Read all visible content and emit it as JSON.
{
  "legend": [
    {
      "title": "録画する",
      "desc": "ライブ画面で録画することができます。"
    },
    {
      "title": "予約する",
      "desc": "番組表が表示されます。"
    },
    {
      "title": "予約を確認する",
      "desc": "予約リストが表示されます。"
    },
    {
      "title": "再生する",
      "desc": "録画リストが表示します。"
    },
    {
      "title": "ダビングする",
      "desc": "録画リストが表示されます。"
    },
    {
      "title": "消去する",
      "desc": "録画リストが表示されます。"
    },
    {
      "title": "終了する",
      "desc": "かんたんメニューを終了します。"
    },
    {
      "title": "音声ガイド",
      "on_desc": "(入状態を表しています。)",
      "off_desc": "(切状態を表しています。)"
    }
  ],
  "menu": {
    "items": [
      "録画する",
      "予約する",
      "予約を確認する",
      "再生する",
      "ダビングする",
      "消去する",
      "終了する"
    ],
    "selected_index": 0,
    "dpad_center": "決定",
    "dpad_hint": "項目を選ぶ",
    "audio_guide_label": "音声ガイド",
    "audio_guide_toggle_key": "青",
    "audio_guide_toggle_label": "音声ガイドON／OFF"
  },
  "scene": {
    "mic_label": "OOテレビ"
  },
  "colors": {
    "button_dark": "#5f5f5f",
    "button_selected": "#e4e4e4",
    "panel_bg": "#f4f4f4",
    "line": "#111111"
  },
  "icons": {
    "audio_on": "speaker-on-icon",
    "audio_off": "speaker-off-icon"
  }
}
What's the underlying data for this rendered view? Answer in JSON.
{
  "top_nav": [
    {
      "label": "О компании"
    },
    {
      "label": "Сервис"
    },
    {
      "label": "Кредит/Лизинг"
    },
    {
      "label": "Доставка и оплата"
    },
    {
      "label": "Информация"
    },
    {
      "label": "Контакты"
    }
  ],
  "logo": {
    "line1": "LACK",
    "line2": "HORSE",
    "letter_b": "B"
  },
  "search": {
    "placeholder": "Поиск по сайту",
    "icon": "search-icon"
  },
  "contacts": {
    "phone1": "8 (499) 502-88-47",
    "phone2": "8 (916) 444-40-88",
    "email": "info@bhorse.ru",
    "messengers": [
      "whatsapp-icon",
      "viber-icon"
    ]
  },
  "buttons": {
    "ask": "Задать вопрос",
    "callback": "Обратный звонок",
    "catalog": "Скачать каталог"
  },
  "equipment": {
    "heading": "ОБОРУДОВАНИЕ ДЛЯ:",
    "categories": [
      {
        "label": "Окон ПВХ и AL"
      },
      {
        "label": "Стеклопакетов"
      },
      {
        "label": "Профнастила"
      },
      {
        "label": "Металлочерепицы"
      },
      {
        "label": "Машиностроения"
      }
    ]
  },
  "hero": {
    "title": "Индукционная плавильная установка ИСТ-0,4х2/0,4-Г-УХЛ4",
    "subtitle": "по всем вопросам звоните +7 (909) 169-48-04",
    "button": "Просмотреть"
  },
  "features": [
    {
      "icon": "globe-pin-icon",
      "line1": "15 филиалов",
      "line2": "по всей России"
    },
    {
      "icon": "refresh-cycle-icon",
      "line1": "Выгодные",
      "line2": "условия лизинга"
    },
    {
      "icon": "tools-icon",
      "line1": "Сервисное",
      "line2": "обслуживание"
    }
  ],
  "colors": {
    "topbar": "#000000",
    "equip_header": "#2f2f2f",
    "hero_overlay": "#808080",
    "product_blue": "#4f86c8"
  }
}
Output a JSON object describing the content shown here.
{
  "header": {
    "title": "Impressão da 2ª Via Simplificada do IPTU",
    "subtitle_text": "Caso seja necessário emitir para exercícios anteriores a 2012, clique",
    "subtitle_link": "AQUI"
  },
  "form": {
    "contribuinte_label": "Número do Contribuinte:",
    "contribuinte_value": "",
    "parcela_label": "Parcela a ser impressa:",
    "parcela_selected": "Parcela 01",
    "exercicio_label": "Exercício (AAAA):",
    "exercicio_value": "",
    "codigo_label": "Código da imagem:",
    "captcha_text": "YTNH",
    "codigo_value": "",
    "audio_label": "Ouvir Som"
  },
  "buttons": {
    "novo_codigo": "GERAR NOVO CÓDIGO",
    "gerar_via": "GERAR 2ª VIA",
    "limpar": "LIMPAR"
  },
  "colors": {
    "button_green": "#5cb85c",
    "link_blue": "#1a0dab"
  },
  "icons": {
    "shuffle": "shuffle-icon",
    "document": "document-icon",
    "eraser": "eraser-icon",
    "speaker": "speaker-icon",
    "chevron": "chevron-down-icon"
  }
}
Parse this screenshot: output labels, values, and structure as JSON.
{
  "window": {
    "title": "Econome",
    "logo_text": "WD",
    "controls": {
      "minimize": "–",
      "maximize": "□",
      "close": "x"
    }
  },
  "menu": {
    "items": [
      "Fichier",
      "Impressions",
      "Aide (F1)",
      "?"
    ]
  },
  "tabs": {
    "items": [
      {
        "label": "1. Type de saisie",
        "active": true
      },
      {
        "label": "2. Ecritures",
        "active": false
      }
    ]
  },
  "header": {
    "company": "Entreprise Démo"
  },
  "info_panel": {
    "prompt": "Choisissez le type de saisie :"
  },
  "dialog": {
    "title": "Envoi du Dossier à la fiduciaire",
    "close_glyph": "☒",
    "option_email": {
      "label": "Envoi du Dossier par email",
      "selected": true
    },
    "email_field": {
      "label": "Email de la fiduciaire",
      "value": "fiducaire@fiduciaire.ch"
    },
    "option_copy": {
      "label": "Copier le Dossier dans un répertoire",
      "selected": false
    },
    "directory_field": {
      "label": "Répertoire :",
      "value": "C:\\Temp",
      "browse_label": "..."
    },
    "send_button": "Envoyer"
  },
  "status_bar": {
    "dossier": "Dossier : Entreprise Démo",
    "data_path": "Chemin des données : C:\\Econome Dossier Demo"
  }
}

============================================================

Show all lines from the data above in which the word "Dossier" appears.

▶ [Exercise solution]
    "title": "Envoi du Dossier à la fiduciaire",
      "label": "Envoi du Dossier par email",
      "label": "Copier le Dossier dans un répertoire",
    "dossier": "Dossier : Entreprise Démo",
    "data_path": "Chemin des données : C:\\Econome Dossier Demo"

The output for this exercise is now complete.